Growing DoS attacks

Jared Mauch jared at
Wed Jan 16 23:51:01 UTC 2002

	Something that people may want to consider doing is
that assuming you are using hardware/software that can support
rate-limit of specific packet types/rates, you could
generate some rate-limits to limit specific types of traffic
to various ranges.

	You can also use these initally to sample the traffic
sufficently that one can determine what your typical rate is.


	Create access-list that matches icmp echo+echo-reply
	Assuming a ds3/oc3/oc12 uplink, you can create a rate-limit
on the router that limits the traffic to 1.5M with a burst to 2M.

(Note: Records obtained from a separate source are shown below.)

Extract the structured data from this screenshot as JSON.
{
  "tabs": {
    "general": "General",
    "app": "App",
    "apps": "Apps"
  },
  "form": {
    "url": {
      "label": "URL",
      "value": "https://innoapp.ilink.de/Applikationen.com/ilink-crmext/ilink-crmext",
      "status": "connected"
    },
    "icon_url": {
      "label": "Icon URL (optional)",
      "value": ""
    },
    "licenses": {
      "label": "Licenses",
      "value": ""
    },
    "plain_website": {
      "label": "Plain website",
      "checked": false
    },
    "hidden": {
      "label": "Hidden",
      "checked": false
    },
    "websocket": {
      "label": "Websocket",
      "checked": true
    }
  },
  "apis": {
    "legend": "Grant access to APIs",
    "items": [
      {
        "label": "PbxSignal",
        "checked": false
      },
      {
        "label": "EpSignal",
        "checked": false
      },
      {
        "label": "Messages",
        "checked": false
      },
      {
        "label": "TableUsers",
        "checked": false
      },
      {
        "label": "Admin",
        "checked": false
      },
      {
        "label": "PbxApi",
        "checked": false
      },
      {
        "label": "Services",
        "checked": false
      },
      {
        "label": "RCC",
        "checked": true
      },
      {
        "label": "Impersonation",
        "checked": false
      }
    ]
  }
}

	You can also do "sh int rate" on a cisco router to determine if
these rates are what you are typically forwarding.  You obviously need
to adjust these somewhat over time as your traffic and network patterns

	You can do the same for tcp-syn http, etc.. by creating multiple
rate-limits.  (this is assuming cisco devices running 12.0S w/ the
appropriate linecards that support this feature set just as an example.
your mileage and network topology/linecard mix may not completely support
this.  please consult your appropriate vendor as most vendors these days
can support these features.  i'm just using cisco example as baseline).

	Once you figure this out you can then police your network traffic
or possibly apply the same types of rate-limits on customer facing
interfaces (esp. colo that tends to have high bw avaial but do't use it
all the time).

	This is not based on any real-life experiences so collect your own
data, but this may be useful for people to do.

	The problem of internet security and keeping your host(s) secure
I think is the most important.  Most software vendors are starting to ship
[almost, if not] secure out of the box at this point.  The challenge is
upgrading all the existing hosts.  There doesn't appear to be a good way
to notify everyone unless it turns into a "cnn" type event where all the
nightly news people are covering it.  This also misses a large portion of
the international community.  The local media should take it upon themselves
to help notify people to update their machines as well as the software
distributiors and hardware people that sell prepackaged software (windows
for example) that is installed.  include the cost of postage and
printing costs for mailing the users a postcard for the next 3 years once
a month with all the things they should check their machines for.

	it's a challenge.  hopefully everyone involved can step up and 
secure their networks to the [known] intrusion methods that allow abuse.

	- jared
On Wed, Jan 16, 2002 at 02:24:10PM -0700, Barb Dijker wrote:
> At 11:45 AM 1/16/02 -0600, Paul Froutan wrote:
> >Hello all,
> >Can some of you with larger networks let me know about the volume of the 
> >DoS attacks you have experienced lately?  Our experience has been that the 
> >volume (not just occurrence) is going up significantly and I'm curious on 
> >the size of attacks that people are experiencing.  For reference, while a 
> >year or two ago we used to get 50-100 meg attacks, now we're getting 500+ 
> >megs.
> I don't have a large network, but I had three yesterday morning
> between 7 and 10am MST and apparently one last night between 11:30pm and 2am
> MST that rippled through until 5am.  That is way high.  We typically see one
> every six months or so (modulo worms).  These appeared to be customer hosts 
> as
> unwitting dDoS participants... smaller than usual effects probably because 
> we
> had participants/sources rather than targets, but one yesterday was big 
> enough
> to take us down.  Unix servers.  No spoofing or amps involved (we filter).
> High pps, average packet size down to 66 bytes. Didn't snag a capture.
> These were not nimda or any form thereof as we have cut off
> folks who were not fully patched.
> ...Barb

Jared Mauch  | pgp key available via finger from jared at
clue++;      |  My statements are only mine.

More information about the NANOG mailing list